In this paper, we demonstrate that healthy adults respond differentially to the administration of force feedback and the presentation of scientific content in a virtual environment, where they interact with a low-cost haptic device. Subjects are tasked with controlling the movement of a cursor on a predefined trajectory that is superimposed on a map of New York City's Bronx Zoo. The system is characterized in terms of a suite of objective indices quantifying the subjects' dexterity in planning and generating the multijoint visuomotor tasks. We find that force feedback regulates the smoothness, accuracy, and duration of the subject's movement, whereby converging or diverging force fields influence the range of variations of the hand speed. Finally, our findings provide preliminary evidence that using educational content increases subjects' satisfaction. Improving the level of interest through the inclusion of learning elements can increase the time spent performing rehabilitation tasks and promote learning in a new context.
ASJC Scopus subject areas
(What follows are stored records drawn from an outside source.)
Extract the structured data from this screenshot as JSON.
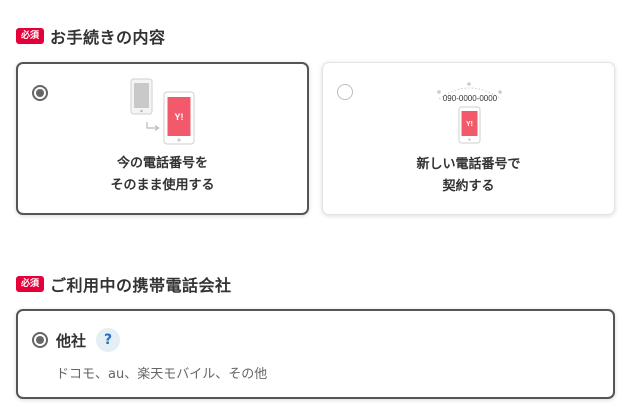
{
  "required_badge": "必須",
  "section1": {
    "title": "お手続きの内容",
    "options": [
      {
        "line1": "今の電話番号を",
        "line2": "そのまま使用する",
        "selected": true,
        "phone_logo": "Y!"
      },
      {
        "line1": "新しい電話番号で",
        "line2": "契約する",
        "selected": false,
        "phone_logo": "Y!",
        "number_label": "090-0000-0000"
      }
    ]
  },
  "section2": {
    "title": "ご利用中の携帯電話会社",
    "option": {
      "label": "他社",
      "help": "?",
      "sub": "ドコモ、au、楽天モバイル、その他",
      "selected": true
    }
  },
  "colors": {
    "badge": "#e60039",
    "phone_red": "#f25a6b",
    "help_blue": "#1a73c8"
  }
}
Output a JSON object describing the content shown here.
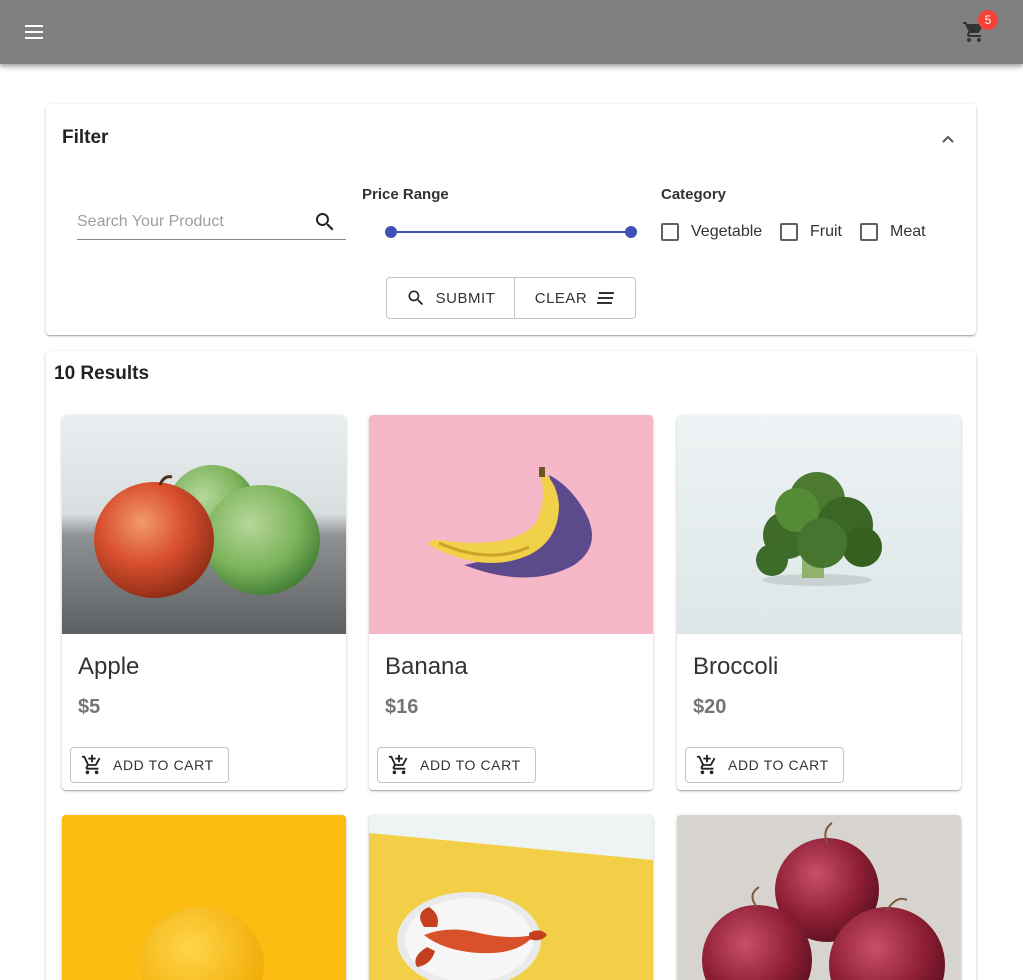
{
  "header": {
    "menu_icon": "menu-icon",
    "cart_icon": "shopping-cart-icon",
    "cart_count": "5",
    "background": "#808080",
    "badge_color": "#f44336"
  },
  "filter": {
    "title": "Filter",
    "collapse_icon": "chevron-up-icon",
    "search": {
      "placeholder": "Search Your Product",
      "value": ""
    },
    "price_range": {
      "label": "Price Range",
      "accent": "#3f51b5",
      "min_fraction": 0,
      "max_fraction": 1
    },
    "category": {
      "label": "Category",
      "options": [
        {
          "label": "Vegetable",
          "checked": false
        },
        {
          "label": "Fruit",
          "checked": false
        },
        {
          "label": "Meat",
          "checked": false
        }
      ]
    },
    "submit_label": "SUBMIT",
    "clear_label": "CLEAR"
  },
  "results": {
    "count_label": "10 Results",
    "add_to_cart_label": "ADD TO CART",
    "products": [
      {
        "name": "Apple",
        "price": "$5"
      },
      {
        "name": "Banana",
        "price": "$16"
      },
      {
        "name": "Broccoli",
        "price": "$20"
      }
    ]
  }
}
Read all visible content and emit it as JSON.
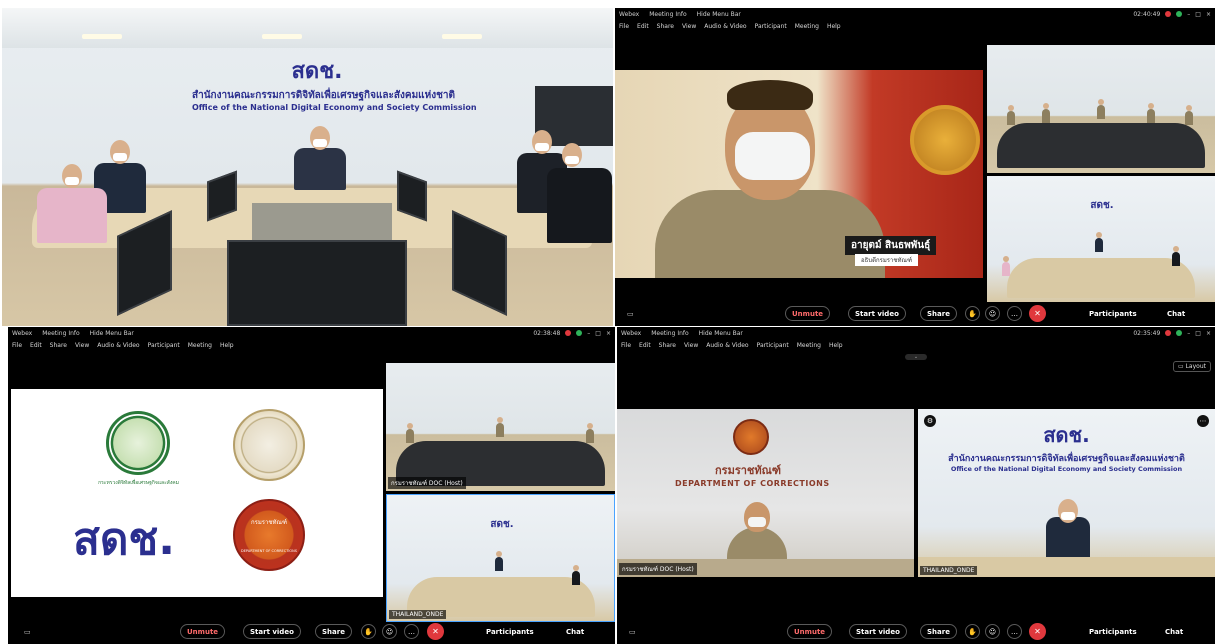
{
  "photo": {
    "logo_text": "สดช.",
    "thai_org": "สำนักงานคณะกรรมการดิจิทัลเพื่อเศรษฐกิจและสังคมแห่งชาติ",
    "eng_org": "Office of the National Digital Economy and Society Commission"
  },
  "webex_common": {
    "app_name": "Webex",
    "meeting_info": "Meeting Info",
    "hide_menu": "Hide Menu Bar",
    "menu": [
      "File",
      "Edit",
      "Share",
      "View",
      "Audio & Video",
      "Participant",
      "Meeting",
      "Help"
    ],
    "unmute": "Unmute",
    "start_video": "Start video",
    "share": "Share",
    "participants": "Participants",
    "chat": "Chat"
  },
  "top_right": {
    "time": "02:40:49",
    "speaker_name": "อายุตม์ สินธพพันธุ์",
    "speaker_title": "อธิบดีกรมราชทัณฑ์"
  },
  "bottom_left": {
    "time": "02:38:48",
    "tile_label_1": "กรมราชทัณฑ์ DOC (Host)",
    "tile_label_2": "THAILAND_ONDE",
    "slide_logo_text": "สดช.",
    "ministry_caption": "กระทรวงดิจิทัลเพื่อเศรษฐกิจและสังคม",
    "doc_seal_top": "กรมราชทัณฑ์",
    "doc_seal_bottom": "DEPARTMENT OF CORRECTIONS"
  },
  "bottom_right": {
    "time": "02:35:49",
    "layout_label": "Layout",
    "doc_th": "กรมราชทัณฑ์",
    "doc_en": "DEPARTMENT OF CORRECTIONS",
    "tile_label_1": "กรมราชทัณฑ์ DOC (Host)",
    "tile_label_2": "THAILAND_ONDE",
    "logo_text": "สดช.",
    "thai_org": "สำนักงานคณะกรรมการดิจิทัลเพื่อเศรษฐกิจและสังคมแห่งชาติ",
    "eng_org": "Office of the National Digital Economy and Society Commission"
  },
  "colors": {
    "end_call": "#e0383d",
    "brand_blue": "#2b2f8f",
    "brand_red": "#d2283c"
  }
}
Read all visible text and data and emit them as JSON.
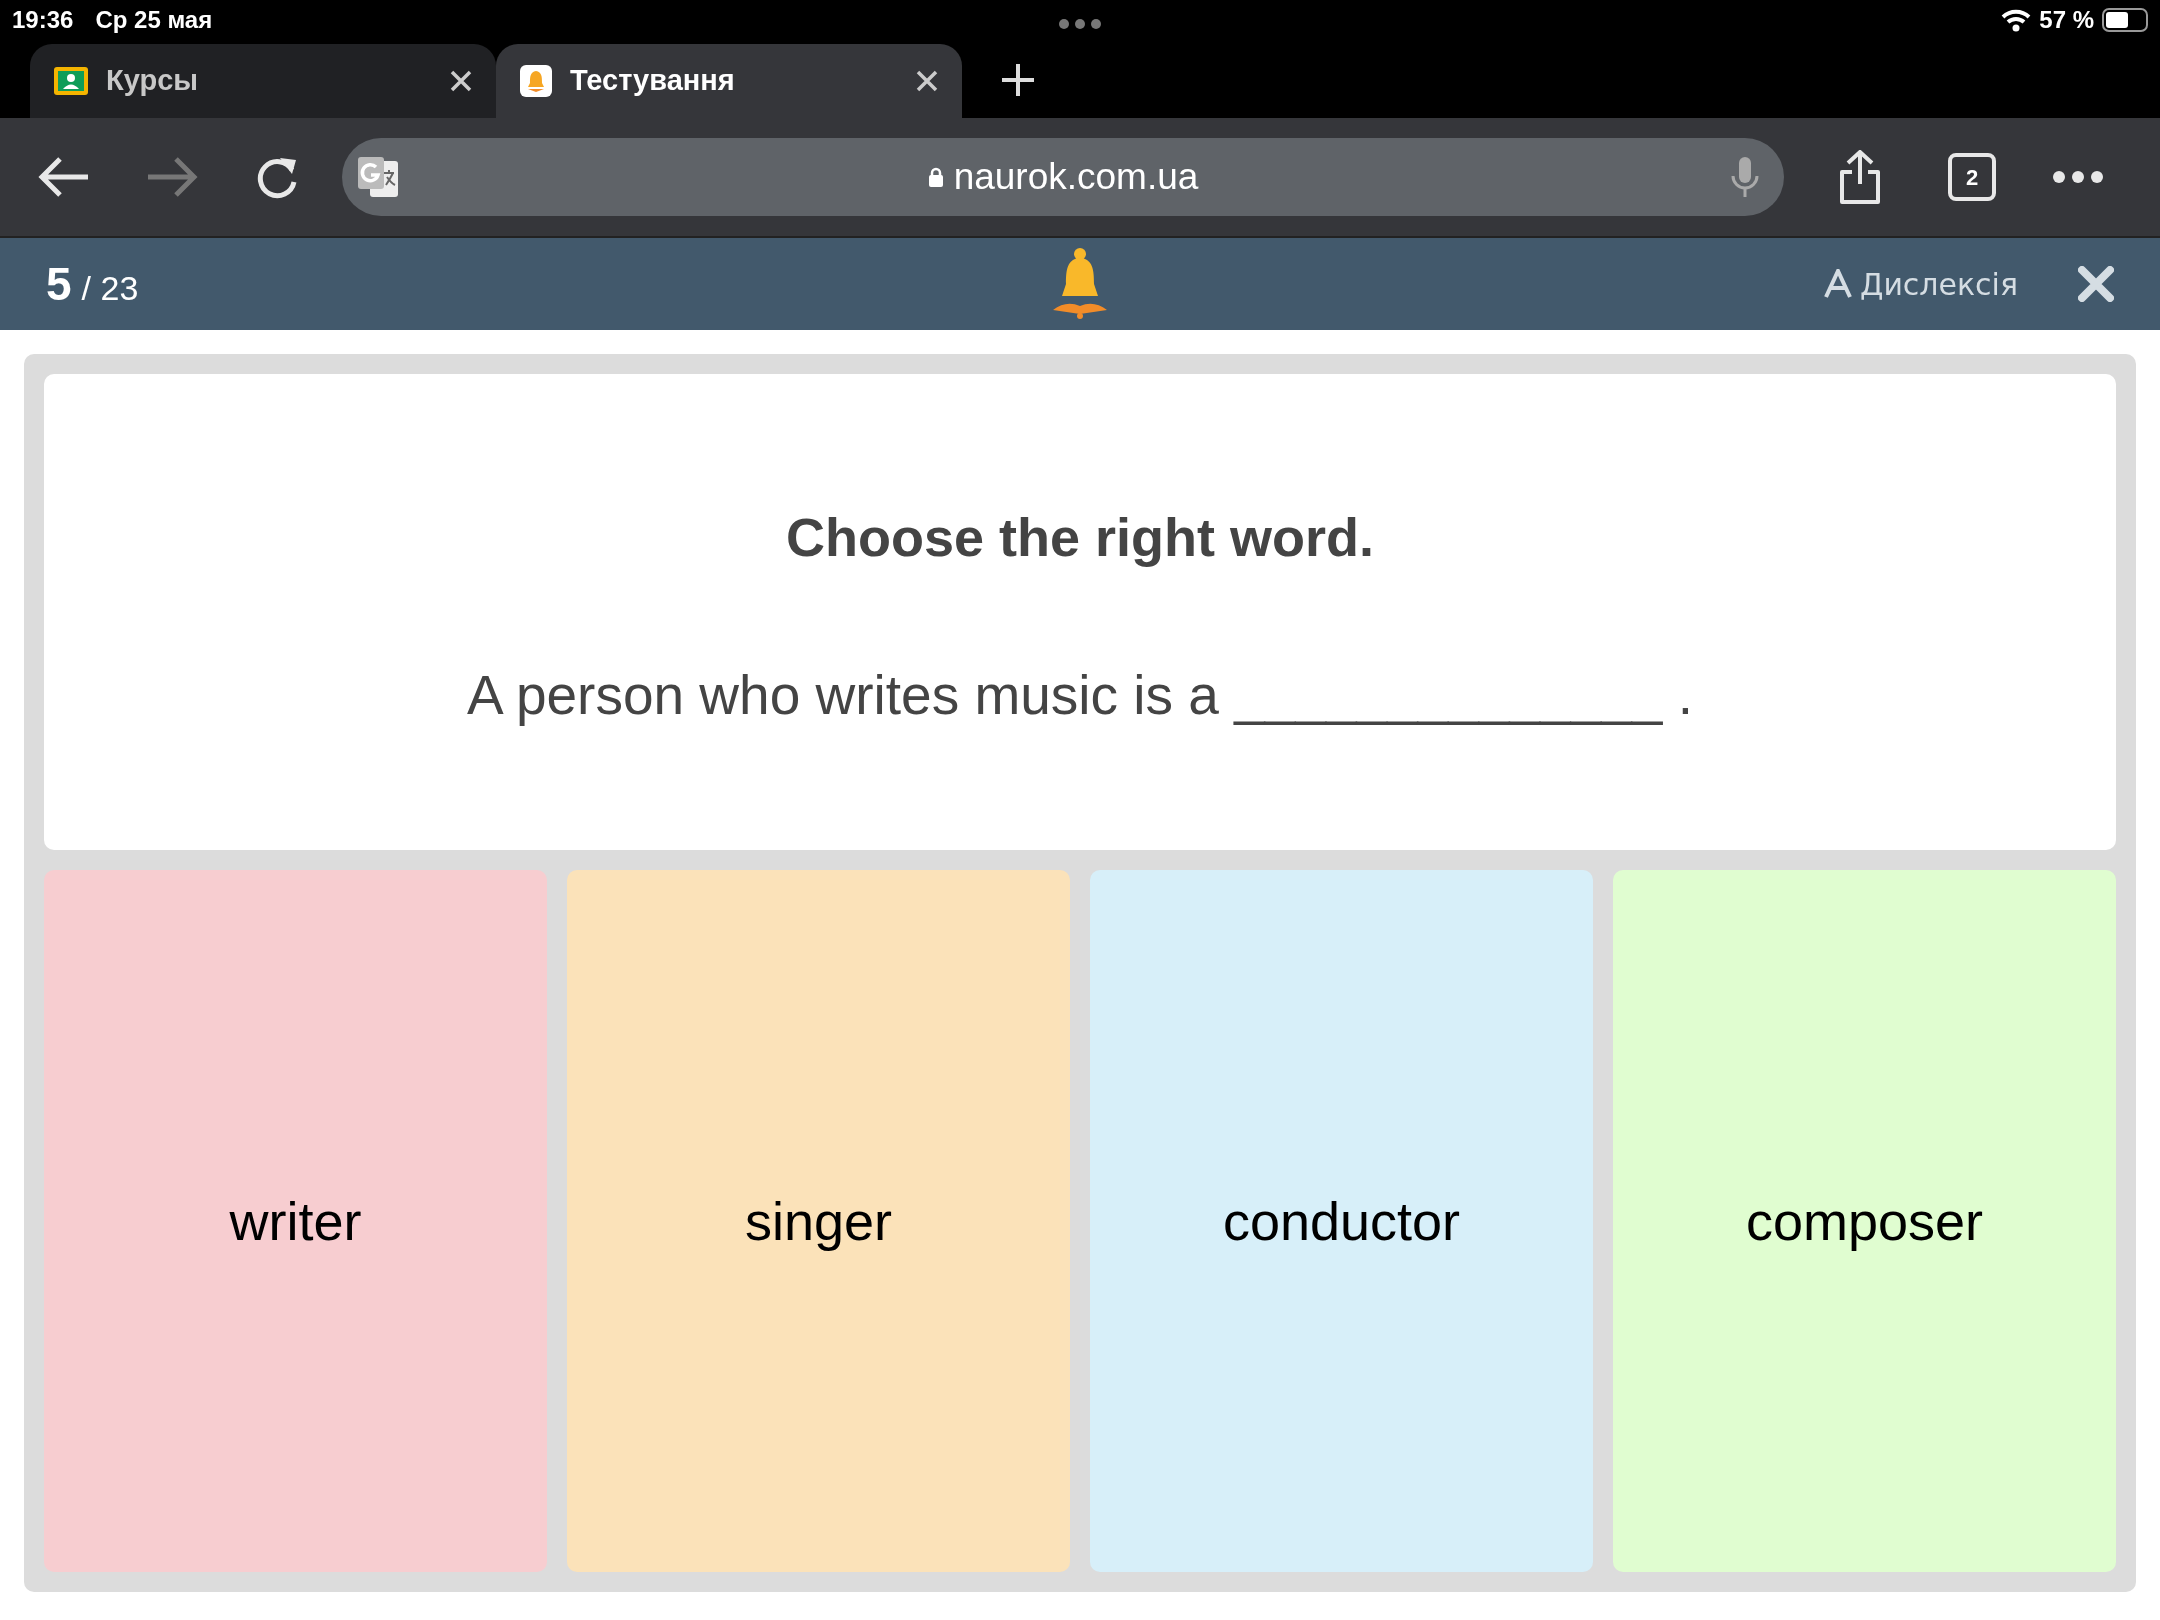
{
  "status_bar": {
    "time": "19:36",
    "date": "Ср 25 мая",
    "battery": "57 %"
  },
  "tabs": [
    {
      "title": "Курсы",
      "kind": "classroom",
      "selected": false
    },
    {
      "title": "Тестування",
      "kind": "quiz",
      "selected": true
    }
  ],
  "address_bar": {
    "url": "naurok.com.ua"
  },
  "tab_count": "2",
  "quiz_header": {
    "current": "5",
    "total": "/ 23",
    "dyslexia": "Дислексія"
  },
  "question": {
    "title": "Choose the right word.",
    "text": "A person who writes music is a ______________ ."
  },
  "answers": [
    {
      "label": "writer",
      "color": "#f7cdd0"
    },
    {
      "label": "singer",
      "color": "#fbe2b9"
    },
    {
      "label": "conductor",
      "color": "#d7eff9"
    },
    {
      "label": "composer",
      "color": "#e0fdd0"
    }
  ]
}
- Biochemistry, Genetics and Molecular Biology(all)
- Agricultural and Biological Sciences(all)